» Task directions
If a line in the records below holds the word "JSON", copy it.

» Exercise inputs
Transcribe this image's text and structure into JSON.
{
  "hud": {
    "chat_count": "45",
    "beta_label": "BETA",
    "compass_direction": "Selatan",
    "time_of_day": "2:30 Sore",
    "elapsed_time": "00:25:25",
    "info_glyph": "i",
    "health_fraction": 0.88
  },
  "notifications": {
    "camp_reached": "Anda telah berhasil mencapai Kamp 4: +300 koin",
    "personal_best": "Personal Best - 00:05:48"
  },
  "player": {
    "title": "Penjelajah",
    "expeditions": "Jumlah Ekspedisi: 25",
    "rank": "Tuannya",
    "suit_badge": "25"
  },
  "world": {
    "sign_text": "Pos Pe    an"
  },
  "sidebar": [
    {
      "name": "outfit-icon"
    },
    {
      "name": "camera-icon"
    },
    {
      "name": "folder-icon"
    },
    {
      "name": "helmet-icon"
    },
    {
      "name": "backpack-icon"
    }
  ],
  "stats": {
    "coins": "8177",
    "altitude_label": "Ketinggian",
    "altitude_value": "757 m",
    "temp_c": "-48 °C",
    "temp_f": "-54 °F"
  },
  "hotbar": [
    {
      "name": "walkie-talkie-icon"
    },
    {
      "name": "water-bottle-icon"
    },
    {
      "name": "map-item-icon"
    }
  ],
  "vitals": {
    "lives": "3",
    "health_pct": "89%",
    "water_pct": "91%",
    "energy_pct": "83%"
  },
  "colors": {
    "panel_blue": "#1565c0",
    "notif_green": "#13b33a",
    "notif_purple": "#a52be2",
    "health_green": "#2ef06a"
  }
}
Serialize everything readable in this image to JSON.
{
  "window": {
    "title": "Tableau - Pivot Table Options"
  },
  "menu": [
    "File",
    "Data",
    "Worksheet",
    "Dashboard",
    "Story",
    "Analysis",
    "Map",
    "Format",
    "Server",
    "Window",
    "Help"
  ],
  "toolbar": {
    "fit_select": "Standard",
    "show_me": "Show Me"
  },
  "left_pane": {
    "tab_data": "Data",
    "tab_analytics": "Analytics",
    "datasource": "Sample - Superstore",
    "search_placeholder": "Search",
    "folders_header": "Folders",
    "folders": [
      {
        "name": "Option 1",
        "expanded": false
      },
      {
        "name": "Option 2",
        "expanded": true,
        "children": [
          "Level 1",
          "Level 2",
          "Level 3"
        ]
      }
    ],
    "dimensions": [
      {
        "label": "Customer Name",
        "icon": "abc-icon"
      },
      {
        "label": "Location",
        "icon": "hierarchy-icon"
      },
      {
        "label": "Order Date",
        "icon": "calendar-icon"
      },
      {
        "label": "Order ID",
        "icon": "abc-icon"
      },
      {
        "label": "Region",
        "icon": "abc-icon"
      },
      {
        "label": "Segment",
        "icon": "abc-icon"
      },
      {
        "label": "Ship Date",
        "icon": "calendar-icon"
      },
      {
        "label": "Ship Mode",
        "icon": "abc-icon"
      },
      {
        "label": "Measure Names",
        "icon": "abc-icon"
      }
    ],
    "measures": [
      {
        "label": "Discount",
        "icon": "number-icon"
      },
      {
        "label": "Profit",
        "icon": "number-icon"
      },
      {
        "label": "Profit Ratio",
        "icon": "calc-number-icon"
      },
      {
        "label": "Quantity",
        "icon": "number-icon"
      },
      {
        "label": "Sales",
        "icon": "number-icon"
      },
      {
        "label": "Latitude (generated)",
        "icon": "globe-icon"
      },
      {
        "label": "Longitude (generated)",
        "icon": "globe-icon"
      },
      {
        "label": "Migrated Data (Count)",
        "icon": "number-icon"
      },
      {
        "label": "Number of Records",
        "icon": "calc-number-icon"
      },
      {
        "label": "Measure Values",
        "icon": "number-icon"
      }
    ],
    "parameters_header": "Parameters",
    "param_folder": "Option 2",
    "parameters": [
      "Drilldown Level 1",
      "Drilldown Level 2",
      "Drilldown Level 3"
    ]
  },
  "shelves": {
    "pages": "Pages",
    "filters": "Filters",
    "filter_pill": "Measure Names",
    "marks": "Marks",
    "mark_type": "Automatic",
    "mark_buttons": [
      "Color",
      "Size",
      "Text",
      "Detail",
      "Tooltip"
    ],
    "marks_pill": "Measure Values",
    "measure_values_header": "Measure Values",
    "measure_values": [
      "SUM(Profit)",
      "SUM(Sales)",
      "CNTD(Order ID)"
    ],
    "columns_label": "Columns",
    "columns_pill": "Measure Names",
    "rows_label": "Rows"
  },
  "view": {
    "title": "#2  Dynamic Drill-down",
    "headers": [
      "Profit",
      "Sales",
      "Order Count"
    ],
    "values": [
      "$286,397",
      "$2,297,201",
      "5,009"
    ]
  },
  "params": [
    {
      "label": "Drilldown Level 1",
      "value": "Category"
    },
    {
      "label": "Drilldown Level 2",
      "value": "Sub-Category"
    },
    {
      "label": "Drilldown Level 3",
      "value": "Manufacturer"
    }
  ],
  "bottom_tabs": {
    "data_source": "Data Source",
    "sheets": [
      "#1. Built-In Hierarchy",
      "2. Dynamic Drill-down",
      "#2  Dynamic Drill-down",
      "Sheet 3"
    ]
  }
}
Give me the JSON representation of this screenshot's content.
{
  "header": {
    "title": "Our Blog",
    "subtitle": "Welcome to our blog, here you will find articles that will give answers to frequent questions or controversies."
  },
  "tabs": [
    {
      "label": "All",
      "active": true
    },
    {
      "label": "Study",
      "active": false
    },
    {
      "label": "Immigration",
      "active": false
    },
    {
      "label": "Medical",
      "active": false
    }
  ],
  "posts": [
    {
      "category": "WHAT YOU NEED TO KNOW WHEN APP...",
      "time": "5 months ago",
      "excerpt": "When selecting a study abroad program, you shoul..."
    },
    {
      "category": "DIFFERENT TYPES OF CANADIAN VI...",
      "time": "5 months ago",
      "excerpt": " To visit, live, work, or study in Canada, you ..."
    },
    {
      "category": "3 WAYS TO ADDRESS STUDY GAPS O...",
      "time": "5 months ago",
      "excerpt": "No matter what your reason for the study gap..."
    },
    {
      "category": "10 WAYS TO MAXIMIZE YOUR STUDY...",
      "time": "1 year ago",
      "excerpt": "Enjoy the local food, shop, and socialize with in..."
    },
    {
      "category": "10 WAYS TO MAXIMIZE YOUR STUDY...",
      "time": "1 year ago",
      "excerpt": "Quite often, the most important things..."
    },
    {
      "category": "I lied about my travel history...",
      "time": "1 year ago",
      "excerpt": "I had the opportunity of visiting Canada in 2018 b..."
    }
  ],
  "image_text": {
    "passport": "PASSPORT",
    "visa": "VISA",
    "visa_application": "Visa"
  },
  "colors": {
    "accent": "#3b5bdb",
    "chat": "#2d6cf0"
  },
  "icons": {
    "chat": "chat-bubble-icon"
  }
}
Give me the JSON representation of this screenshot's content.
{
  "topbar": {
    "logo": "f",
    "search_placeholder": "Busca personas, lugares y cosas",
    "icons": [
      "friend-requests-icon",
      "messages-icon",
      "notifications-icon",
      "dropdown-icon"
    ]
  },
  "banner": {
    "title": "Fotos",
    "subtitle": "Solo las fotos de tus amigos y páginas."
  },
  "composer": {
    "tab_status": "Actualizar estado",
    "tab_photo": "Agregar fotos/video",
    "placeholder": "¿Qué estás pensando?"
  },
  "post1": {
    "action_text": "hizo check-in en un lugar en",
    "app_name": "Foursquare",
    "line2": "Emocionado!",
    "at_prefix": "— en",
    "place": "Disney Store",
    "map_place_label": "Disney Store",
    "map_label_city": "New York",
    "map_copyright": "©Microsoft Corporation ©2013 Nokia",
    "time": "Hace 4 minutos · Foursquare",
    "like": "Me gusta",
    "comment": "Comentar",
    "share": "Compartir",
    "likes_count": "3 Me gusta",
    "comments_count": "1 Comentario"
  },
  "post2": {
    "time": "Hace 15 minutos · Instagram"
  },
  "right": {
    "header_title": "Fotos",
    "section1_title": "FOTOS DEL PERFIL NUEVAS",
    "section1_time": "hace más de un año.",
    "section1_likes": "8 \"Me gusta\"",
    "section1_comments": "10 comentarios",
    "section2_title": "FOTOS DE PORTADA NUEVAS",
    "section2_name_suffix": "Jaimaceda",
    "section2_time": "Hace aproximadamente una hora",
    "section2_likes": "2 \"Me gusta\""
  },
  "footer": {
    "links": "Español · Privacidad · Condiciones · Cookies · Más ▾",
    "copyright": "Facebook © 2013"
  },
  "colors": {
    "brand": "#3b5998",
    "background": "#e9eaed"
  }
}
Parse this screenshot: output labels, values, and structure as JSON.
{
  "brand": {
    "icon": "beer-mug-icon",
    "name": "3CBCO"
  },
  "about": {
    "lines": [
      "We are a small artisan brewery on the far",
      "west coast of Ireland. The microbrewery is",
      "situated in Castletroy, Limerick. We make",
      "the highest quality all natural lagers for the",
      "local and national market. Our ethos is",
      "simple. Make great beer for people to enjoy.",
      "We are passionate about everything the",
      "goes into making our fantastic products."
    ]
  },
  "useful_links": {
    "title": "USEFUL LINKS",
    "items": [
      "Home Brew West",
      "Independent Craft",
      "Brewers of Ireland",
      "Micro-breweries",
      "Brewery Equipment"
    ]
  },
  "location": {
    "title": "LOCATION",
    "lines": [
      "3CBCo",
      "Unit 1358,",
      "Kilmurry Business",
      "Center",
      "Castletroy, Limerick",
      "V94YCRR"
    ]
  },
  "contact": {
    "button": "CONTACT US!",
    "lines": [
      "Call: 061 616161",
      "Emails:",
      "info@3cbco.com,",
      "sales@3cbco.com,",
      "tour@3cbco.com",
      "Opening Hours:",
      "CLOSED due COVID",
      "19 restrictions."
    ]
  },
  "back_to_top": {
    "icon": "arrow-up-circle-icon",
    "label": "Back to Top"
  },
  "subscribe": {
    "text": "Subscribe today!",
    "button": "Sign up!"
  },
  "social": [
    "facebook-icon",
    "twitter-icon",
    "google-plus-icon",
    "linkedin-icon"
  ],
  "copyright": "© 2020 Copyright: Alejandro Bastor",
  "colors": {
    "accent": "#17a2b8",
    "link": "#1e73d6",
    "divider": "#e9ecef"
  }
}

» Result of the task
Transcribe this image's text and structure into JSON.
Serialize everything readable in this image to JSON.
Give me the JSON representation of this screenshot's content.
Give me the JSON representation of this screenshot's content.
Parse this screenshot: output labels, values, and structure as JSON.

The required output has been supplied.